Food for thought: There is also a school of thought that even without plants, routinely disturbing the substrate is counter productive. The substrate develops a vast food web of beneficial organisms that colonize at various levels. Running a gravel siphon through there is like a category 5 tornado hitting the center of town!
Now I'm not saying that under certain extreme circumstances a gravel siphon is bad and an exception might be made for larger pea sized substrates. Also, sometimes, with bad tank conditions, aggressive gravel vacuuming is even required. But given proper feeding and good tank maintenance, hovering over the surface of the substrate, at most, should be all that is typically required.

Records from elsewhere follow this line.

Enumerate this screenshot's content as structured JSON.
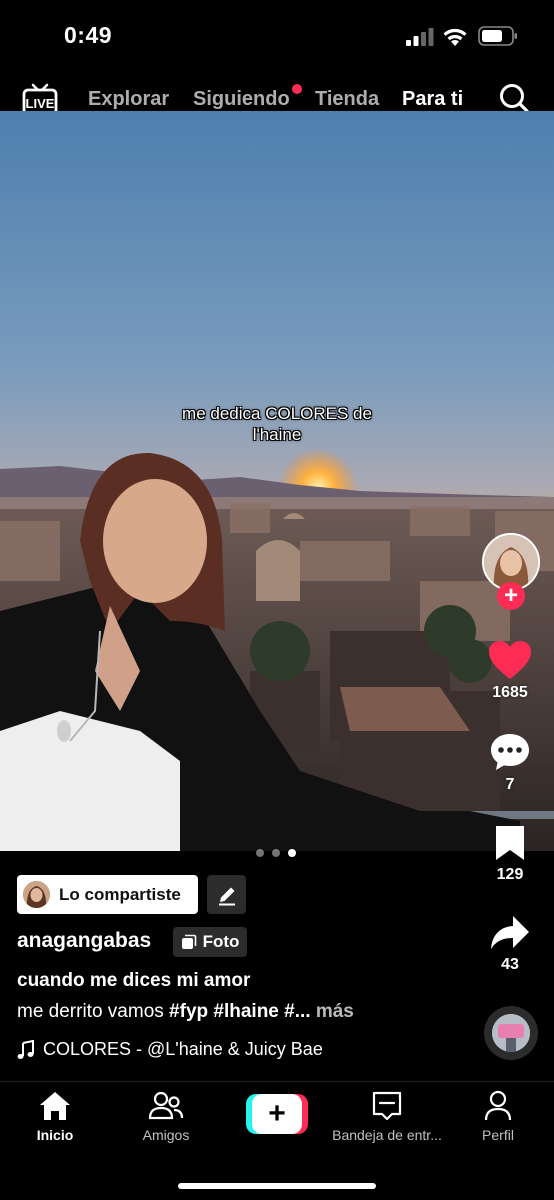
{
  "status_bar": {
    "time": "0:49"
  },
  "top_nav": {
    "live_label": "LIVE",
    "tabs": [
      {
        "label": "Explorar"
      },
      {
        "label": "Siguiendo"
      },
      {
        "label": "Tienda"
      },
      {
        "label": "Para ti"
      }
    ],
    "active_tab": "Para ti"
  },
  "post": {
    "overlay_text": [
      "me dedica COLORES de",
      "l'haine"
    ],
    "photo_count": 3,
    "active_photo": 3,
    "shared_label": "Lo compartiste",
    "username": "anagangabas",
    "type_badge": "Foto",
    "title": "cuando me dices mi amor",
    "description": "me derrito vamos ",
    "description_tags": "#fyp #lhaine #...",
    "more_label": "más",
    "sound": "COLORES - @L'haine & Juicy Bae"
  },
  "actions": {
    "likes": "1685",
    "comments": "7",
    "saves": "129",
    "shares": "43"
  },
  "bottom_nav": {
    "items": [
      {
        "label": "Inicio"
      },
      {
        "label": "Amigos"
      },
      {
        "label": "Bandeja de entr..."
      },
      {
        "label": "Perfil"
      }
    ]
  },
  "colors": {
    "accent": "#fe2c55",
    "cyan": "#25f4ee",
    "background": "#000000"
  }
}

Also, with the exception of Malysian Trumpet Snails that burrow in the upper inch or so of the substrate, stirring the substrate is similarly not recommended as this is also a disturbance and may unnaturally stir 'fresh' detritus too deeply into the substrate.
Edit: I realized I didn't address the original question. All tanks, even heavily planted tanks benefit from (power) filtration. As a minimum, we want/need to remove floating debris and we absolutely must have water circulation to promote health and break thermal gradients.
So mechanical filtration is a must. To a perhaps lessor, but still important extent, comes chemical and biological filtration. I am not a fan of cartridge type HOB filters because they typically fall short in chemical/bio filtration. In any case, I feel some level of filtration beyond plants is desired if not required.
Last edited by AbbeysDad; 05-21-2012 at 09:30 AM..